Do party leaders have the grace to stand back and give victims a platform in West Tyrone?
There will never be a better opportunity to stand up for the decent people, writes Ruth Dudley Edwards
Former Sinn Fein MP for West Tyrone Barry McElduff
One of the unintended consequences of Barry McElduff's infamous Kingsmill-related tweet was that victims of paramilitary terrorism are being listened to more intently than usual.
Spearheaded by Kenny Donaldson of Innocent Victims United, many have been inspired by the scandal to ask whether the West Tyrone by-election offers an opportunity for victims to win parliamentary representation.
Mr Donaldson asks politicians to "honestly consider" if victims' issues get the dedicated focus they deserve in Westminster, if they might be bigger than party-political self-interest, and if West Tyrone deserves to be represented at Westminster, not least because of the importance to the border of Brexit.
Kingsmill survivor Alan Black's interview with Miriam O'Callaghan on RTE had a stunning effect in the Republic.
People who knew little of the Troubles were among those shocked and moved by his horrifying account of the brutal murder in 1976 of his 10 companions, as well as by his patent decency and lack of bitterness.
He had a similar impact to that of Gordon Wilson after his daughter was a victim of another sectarian massacre at Enniskillen in 1987.
I remember some years ago, as a Fermanagh friend was telling a Dublin woman I had invited to meet him, about the years in which the IRA picked off Protestants on the border, she began to cry.
"Why did you never tell us about what was going on?" she sobbed.
"Because we thought you knew," he said sadly.
Because of insularity and suspicion, compounded by having to focus on survival, as well as a tribal tradition of self-reliance and stoicism, Ulster Protestants have been terrible at telling their story down south.
Republicans on the other hand - who come from a culture of fluent grievance-mongering not noted for its understatement - have been largely free to bang on unchallenged about their sufferings, be they real, exaggerated, imaginary and invented.
So Protestant reticence and a lazy southern reluctance to query the consensus and ask difficult questions have largely left the field clear for a republican narrative that in recent years has been a carefully constructed monstrous lie to justify three decades of futile butchery.
Many young people now believe that, like South African blacks, Catholics were so ill-treated that they had no option but to take to the gun.
The Provisionals have also warped generations by encouraging anger, hatred and bitterness.
And here I return to Barry McElduff, another tweet of whose has been circulating on the internet.
It shows a photograph of a police car with the message: "The scene around midnight last night near 'The Gap' in Carrickmore. Motorists should beware of animals on the road in the dark."
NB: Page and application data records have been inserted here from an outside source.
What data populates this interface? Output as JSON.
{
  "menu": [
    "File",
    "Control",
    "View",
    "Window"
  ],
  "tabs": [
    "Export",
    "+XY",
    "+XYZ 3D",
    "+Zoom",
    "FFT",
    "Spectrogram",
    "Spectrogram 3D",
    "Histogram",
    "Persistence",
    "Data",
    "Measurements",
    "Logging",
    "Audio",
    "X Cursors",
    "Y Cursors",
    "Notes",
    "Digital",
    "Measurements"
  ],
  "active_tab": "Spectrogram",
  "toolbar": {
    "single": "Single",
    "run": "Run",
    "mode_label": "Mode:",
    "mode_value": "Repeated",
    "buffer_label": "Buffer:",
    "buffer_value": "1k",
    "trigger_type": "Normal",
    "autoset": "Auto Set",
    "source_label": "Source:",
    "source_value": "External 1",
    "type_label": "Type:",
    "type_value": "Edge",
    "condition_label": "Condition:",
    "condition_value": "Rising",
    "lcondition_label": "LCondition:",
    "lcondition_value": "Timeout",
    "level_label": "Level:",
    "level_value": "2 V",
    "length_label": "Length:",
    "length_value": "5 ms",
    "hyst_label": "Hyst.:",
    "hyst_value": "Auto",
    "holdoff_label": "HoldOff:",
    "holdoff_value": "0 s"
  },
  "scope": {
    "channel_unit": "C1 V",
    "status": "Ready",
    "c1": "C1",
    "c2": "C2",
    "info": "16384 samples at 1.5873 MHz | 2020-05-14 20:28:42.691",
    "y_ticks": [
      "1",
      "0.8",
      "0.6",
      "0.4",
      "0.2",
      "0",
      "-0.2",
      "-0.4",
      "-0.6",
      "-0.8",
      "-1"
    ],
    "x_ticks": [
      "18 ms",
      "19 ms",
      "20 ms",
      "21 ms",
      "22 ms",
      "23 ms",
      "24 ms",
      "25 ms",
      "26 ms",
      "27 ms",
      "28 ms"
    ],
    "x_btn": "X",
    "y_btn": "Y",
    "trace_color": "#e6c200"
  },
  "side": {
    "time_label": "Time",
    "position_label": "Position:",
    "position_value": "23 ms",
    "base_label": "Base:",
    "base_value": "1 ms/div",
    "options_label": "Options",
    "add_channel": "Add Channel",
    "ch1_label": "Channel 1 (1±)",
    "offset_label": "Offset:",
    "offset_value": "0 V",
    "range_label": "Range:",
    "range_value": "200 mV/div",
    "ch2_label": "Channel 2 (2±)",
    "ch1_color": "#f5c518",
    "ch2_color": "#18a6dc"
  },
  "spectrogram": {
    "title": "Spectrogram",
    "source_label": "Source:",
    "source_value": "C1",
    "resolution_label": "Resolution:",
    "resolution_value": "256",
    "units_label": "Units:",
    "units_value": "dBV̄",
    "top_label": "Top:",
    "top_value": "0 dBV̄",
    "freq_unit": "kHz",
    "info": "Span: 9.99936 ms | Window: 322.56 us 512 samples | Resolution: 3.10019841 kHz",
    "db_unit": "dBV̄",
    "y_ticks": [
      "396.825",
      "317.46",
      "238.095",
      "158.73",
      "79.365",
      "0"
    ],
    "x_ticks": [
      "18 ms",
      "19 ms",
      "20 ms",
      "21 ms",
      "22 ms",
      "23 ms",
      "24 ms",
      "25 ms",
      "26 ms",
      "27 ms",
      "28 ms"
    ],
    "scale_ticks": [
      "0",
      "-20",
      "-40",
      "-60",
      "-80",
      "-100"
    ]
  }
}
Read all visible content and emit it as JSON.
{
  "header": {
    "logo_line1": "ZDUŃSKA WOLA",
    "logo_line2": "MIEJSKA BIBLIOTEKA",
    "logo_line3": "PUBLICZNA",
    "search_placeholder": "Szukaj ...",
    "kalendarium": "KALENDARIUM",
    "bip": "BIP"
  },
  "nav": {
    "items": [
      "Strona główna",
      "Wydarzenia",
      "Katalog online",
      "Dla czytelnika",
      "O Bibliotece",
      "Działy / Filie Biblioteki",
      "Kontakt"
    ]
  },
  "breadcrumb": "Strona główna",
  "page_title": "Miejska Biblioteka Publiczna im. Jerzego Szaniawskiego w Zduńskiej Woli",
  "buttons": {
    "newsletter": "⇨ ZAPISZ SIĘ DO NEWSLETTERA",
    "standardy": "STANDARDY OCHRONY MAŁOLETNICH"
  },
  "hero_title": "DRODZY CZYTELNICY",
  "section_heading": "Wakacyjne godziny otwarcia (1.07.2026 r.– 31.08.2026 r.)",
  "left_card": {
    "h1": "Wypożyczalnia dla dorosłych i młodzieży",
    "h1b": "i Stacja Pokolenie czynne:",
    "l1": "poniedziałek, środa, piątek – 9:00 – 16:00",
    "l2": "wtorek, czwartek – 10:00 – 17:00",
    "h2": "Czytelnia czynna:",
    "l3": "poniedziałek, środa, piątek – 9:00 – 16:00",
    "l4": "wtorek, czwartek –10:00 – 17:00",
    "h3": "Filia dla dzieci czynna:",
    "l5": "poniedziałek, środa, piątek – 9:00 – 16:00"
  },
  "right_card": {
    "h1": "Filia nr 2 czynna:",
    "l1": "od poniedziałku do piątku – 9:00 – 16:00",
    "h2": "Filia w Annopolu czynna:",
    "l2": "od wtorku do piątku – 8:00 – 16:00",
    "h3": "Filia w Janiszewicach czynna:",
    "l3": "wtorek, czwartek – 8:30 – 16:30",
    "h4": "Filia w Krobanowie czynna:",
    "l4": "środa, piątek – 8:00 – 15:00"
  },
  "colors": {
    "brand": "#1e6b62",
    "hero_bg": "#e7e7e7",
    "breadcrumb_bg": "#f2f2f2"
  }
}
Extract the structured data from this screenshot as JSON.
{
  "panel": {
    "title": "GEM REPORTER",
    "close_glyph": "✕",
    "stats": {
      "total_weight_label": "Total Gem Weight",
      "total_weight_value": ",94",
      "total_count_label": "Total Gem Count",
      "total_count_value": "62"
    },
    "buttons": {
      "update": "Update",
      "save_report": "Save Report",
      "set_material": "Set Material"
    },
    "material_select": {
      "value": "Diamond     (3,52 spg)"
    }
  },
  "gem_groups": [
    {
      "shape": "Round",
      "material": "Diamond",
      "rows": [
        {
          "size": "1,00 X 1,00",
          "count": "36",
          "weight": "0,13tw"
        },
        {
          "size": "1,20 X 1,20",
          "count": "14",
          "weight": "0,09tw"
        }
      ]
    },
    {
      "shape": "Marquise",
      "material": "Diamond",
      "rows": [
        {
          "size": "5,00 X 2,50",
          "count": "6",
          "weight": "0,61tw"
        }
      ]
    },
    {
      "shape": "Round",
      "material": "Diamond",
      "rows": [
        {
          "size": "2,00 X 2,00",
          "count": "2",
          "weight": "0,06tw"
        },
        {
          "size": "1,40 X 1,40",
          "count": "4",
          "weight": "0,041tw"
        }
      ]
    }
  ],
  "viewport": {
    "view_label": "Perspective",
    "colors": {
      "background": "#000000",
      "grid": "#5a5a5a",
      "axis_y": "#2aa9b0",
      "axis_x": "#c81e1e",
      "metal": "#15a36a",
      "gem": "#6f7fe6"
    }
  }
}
This was another example of what Mr McElduff would call humour, and his critics would call tribal viciousness, which is a much more accurate reflection of Sinn Fein than the pious rhetoric about equality, respect and reconciliation with which it deludes the gullible.
Those who believe that Mary Lou McDonald's imminent coronation as Sinn Fein president signals a new era might like to contemplate what she was doing last September.
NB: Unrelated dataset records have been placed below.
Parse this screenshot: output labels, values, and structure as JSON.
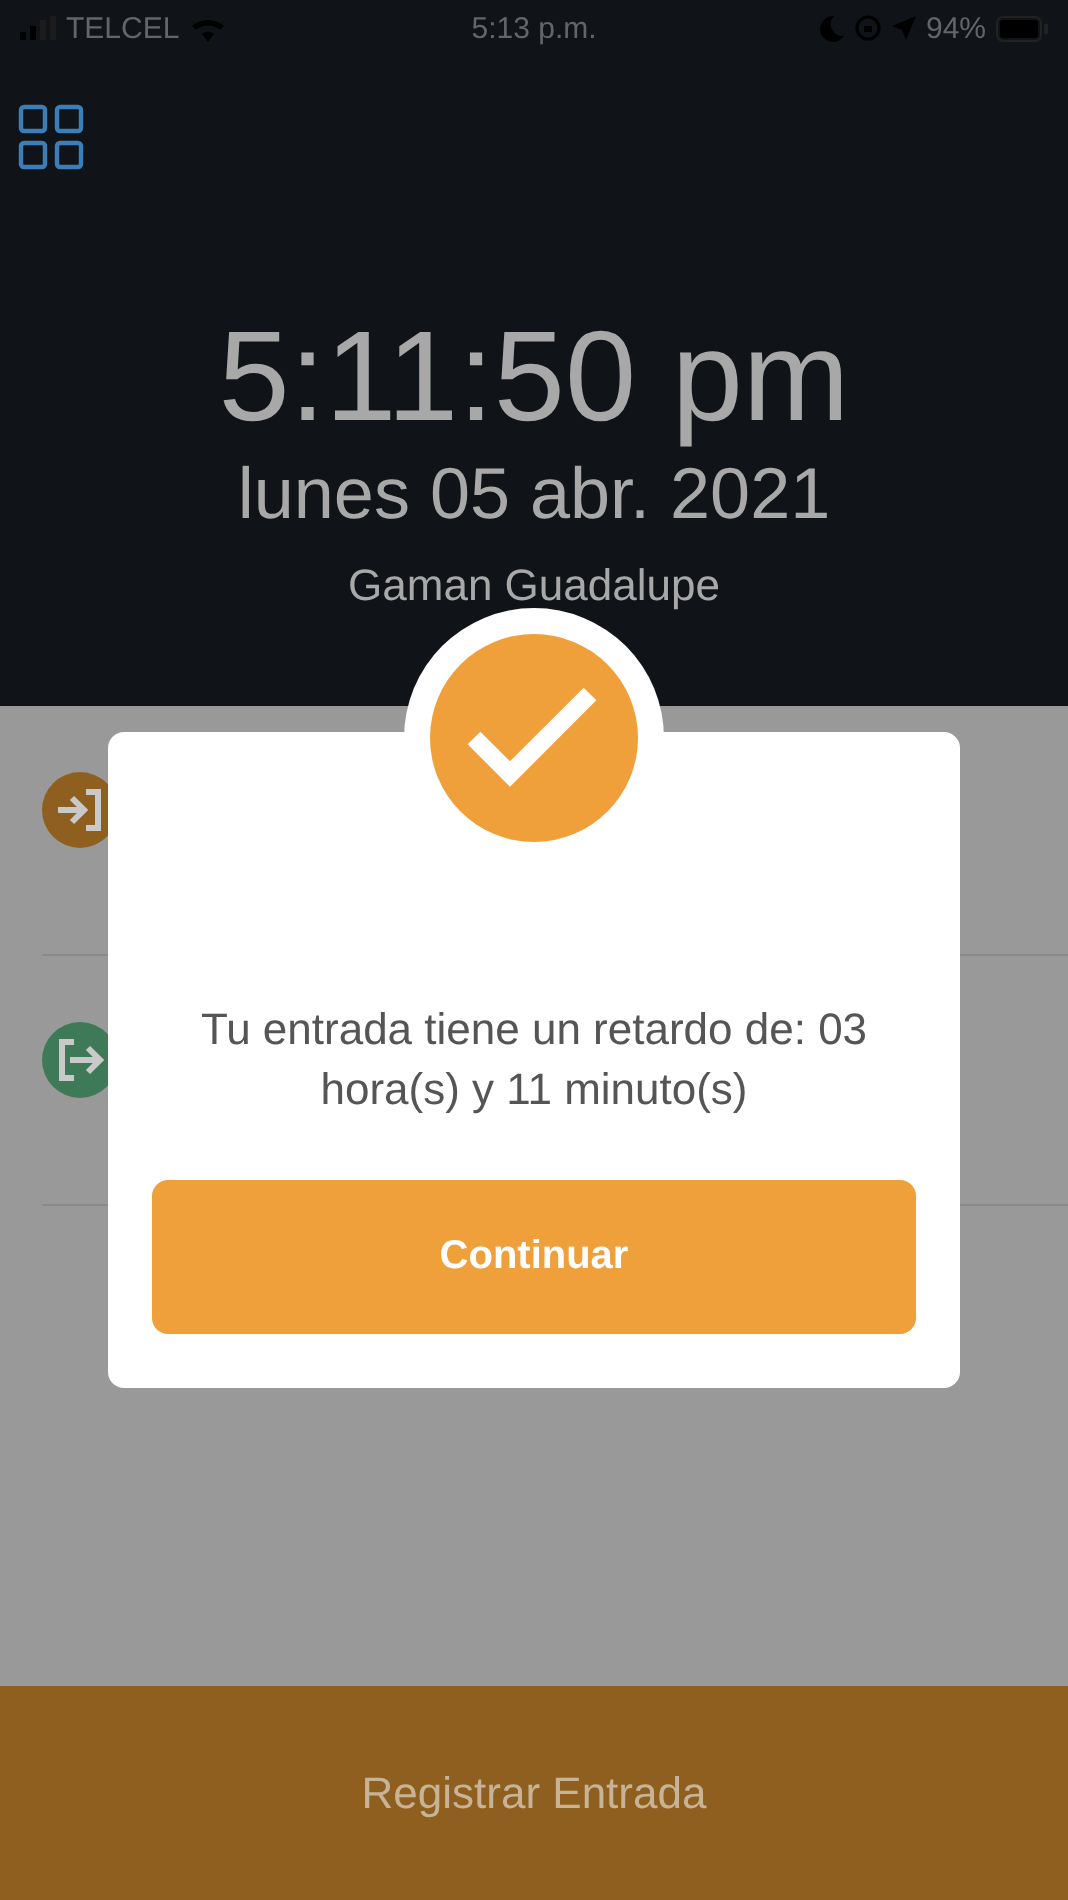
{
  "status_bar": {
    "carrier": "TELCEL",
    "time": "5:13 p.m.",
    "battery": "94%"
  },
  "header": {
    "clock": "5:11:50 pm",
    "date": "lunes 05 abr. 2021",
    "user": "Gaman Guadalupe"
  },
  "records": [
    {
      "kind": "entry",
      "color": "#8f5f20"
    },
    {
      "kind": "exit",
      "color": "#3f7a58"
    }
  ],
  "dialog": {
    "message": "Tu entrada tiene un retardo de: 03 hora(s) y 11 minuto(s)",
    "button": "Continuar"
  },
  "bottom_button": "Registrar Entrada"
}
She was feeding triumphalism and tribal tension by addressing IRA supporters in Strabane at a commemoration of 59 of the famously sectarian killers of the Tyrone Brigade, that's what she was doing.
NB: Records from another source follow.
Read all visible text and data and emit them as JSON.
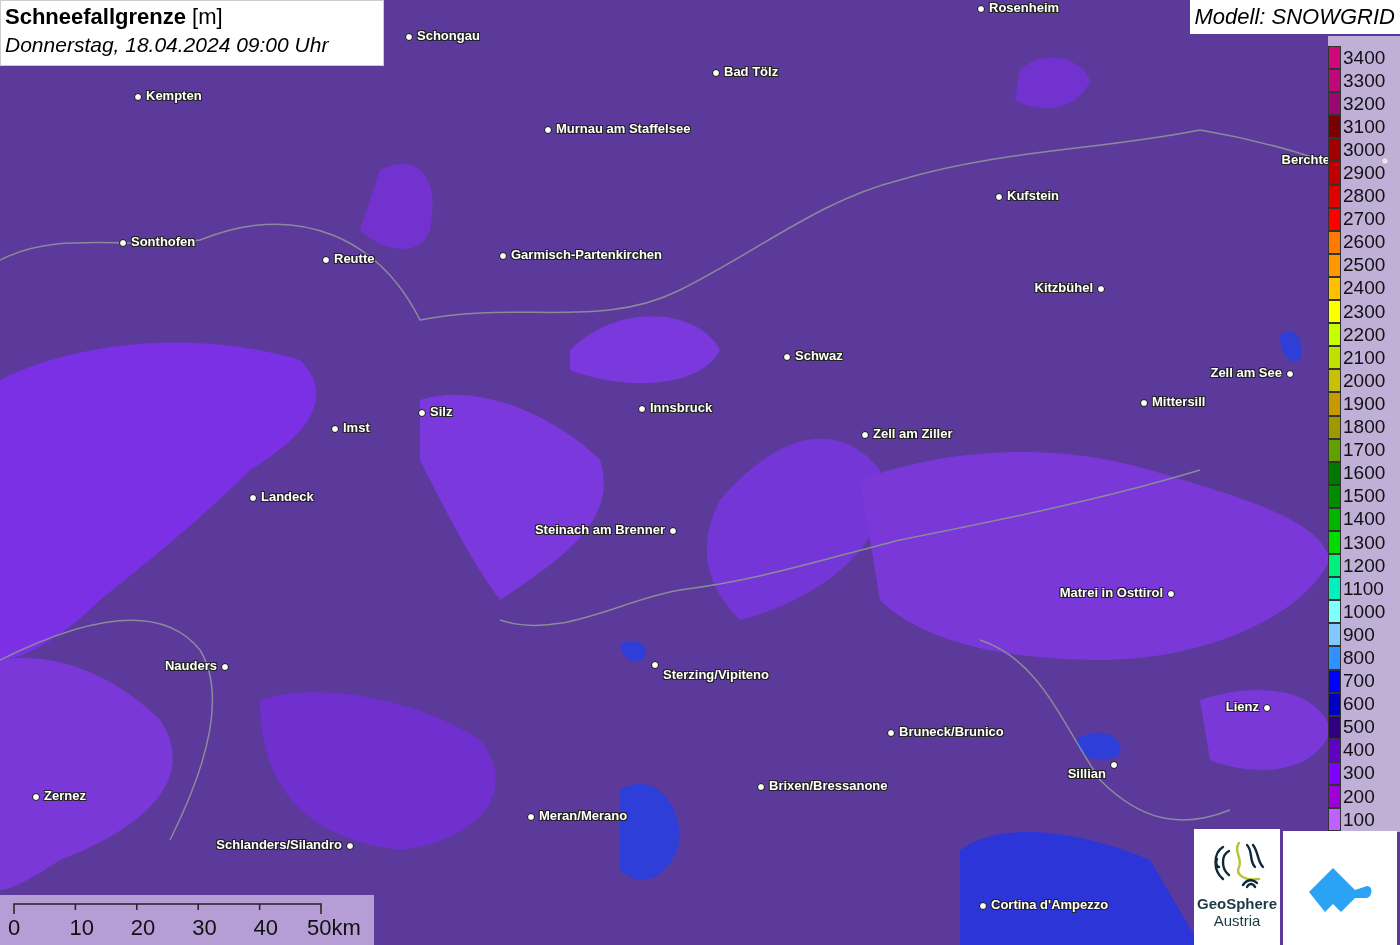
{
  "title": {
    "parameter": "Schneefallgrenze",
    "unit": "[m]",
    "datetime": "Donnerstag, 18.04.2024 09:00 Uhr"
  },
  "model_label": "Modell: SNOWGRID",
  "cities": [
    {
      "name": "Rosenheim"
    },
    {
      "name": "Schongau"
    },
    {
      "name": "Bad Tölz"
    },
    {
      "name": "Kempten"
    },
    {
      "name": "Murnau am Staffelsee"
    },
    {
      "name": "Berchte"
    },
    {
      "name": "Kufstein"
    },
    {
      "name": "Sonthofen"
    },
    {
      "name": "Reutte"
    },
    {
      "name": "Garmisch-Partenkirchen"
    },
    {
      "name": "Kitzbühel"
    },
    {
      "name": "Schwaz"
    },
    {
      "name": "Zell am See"
    },
    {
      "name": "Mittersill"
    },
    {
      "name": "Silz"
    },
    {
      "name": "Innsbruck"
    },
    {
      "name": "Imst"
    },
    {
      "name": "Zell am Ziller"
    },
    {
      "name": "Landeck"
    },
    {
      "name": "Steinach am Brenner"
    },
    {
      "name": "Matrei in Osttirol"
    },
    {
      "name": "Nauders"
    },
    {
      "name": "Sterzing/Vipiteno"
    },
    {
      "name": "Lienz"
    },
    {
      "name": "Bruneck/Brunico"
    },
    {
      "name": "Sillian"
    },
    {
      "name": "Zernez"
    },
    {
      "name": "Brixen/Bressanone"
    },
    {
      "name": "Meran/Merano"
    },
    {
      "name": "Schlanders/Silandro"
    },
    {
      "name": "Cortina d'Ampezzo"
    }
  ],
  "legend": [
    {
      "value": "3400",
      "color": "#d0087a"
    },
    {
      "value": "3300",
      "color": "#c00878"
    },
    {
      "value": "3200",
      "color": "#98086e"
    },
    {
      "value": "3100",
      "color": "#780000"
    },
    {
      "value": "3000",
      "color": "#a00000"
    },
    {
      "value": "2900",
      "color": "#c00000"
    },
    {
      "value": "2800",
      "color": "#e00000"
    },
    {
      "value": "2700",
      "color": "#ff0000"
    },
    {
      "value": "2600",
      "color": "#ff7800"
    },
    {
      "value": "2500",
      "color": "#ff9800"
    },
    {
      "value": "2400",
      "color": "#ffc000"
    },
    {
      "value": "2300",
      "color": "#ffff00"
    },
    {
      "value": "2200",
      "color": "#c8ff00"
    },
    {
      "value": "2100",
      "color": "#c0e000"
    },
    {
      "value": "2000",
      "color": "#c8c000"
    },
    {
      "value": "1900",
      "color": "#c89800"
    },
    {
      "value": "1800",
      "color": "#a09800"
    },
    {
      "value": "1700",
      "color": "#60a000"
    },
    {
      "value": "1600",
      "color": "#007800"
    },
    {
      "value": "1500",
      "color": "#008c00"
    },
    {
      "value": "1400",
      "color": "#00b400"
    },
    {
      "value": "1300",
      "color": "#00dc00"
    },
    {
      "value": "1200",
      "color": "#00f080"
    },
    {
      "value": "1100",
      "color": "#00f0c0"
    },
    {
      "value": "1000",
      "color": "#80ffff"
    },
    {
      "value": "900",
      "color": "#80c8ff"
    },
    {
      "value": "800",
      "color": "#3090ff"
    },
    {
      "value": "700",
      "color": "#0000ff"
    },
    {
      "value": "600",
      "color": "#0000c0"
    },
    {
      "value": "500",
      "color": "#300080"
    },
    {
      "value": "400",
      "color": "#6000c0"
    },
    {
      "value": "300",
      "color": "#8000ff"
    },
    {
      "value": "200",
      "color": "#a000d8"
    },
    {
      "value": "100",
      "color": "#c060ff"
    }
  ],
  "scale_bar": {
    "ticks": [
      "0",
      "10",
      "20",
      "30",
      "40",
      "50km"
    ]
  },
  "logos": {
    "geosphere_name": "GeoSphere",
    "geosphere_country": "Austria"
  }
}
Sadly, there was no video, but her brief was to "honour the memory of the patriot republican dead of Tyrone with pride", for they had sacrificed themselves "in the struggle for Irish freedom". And you can guarantee she will assiduously and venomously - as required by the IRA veterans who will still direct the republican movement from the Belfast shadows - be demanding special treatment for dead republicans while doing her best to frustrate any pursuit of IRA perpetrators.
The ideal West Tyrone candidate would be a Catholic associated with no political party who had a family member murdered by the IRA.
What a powerful presence they could be in Westminster!
And even if they lost, the international impact of their standing would be of great significance.
Have unionist parties, the SDLP, Alliance, the Greens and any other contenders the courage and grace to step back and shine the spotlight on the victims who have been so traduced and ignored?
There will never again be such an opportunity.
Ruth Dudley Edwards’ The Seven: The Lives And Legacies Of The Founding Fathers Of The Irish Republic, was published by Oneworld Publications on March 22.
Ruth Dudley Edwards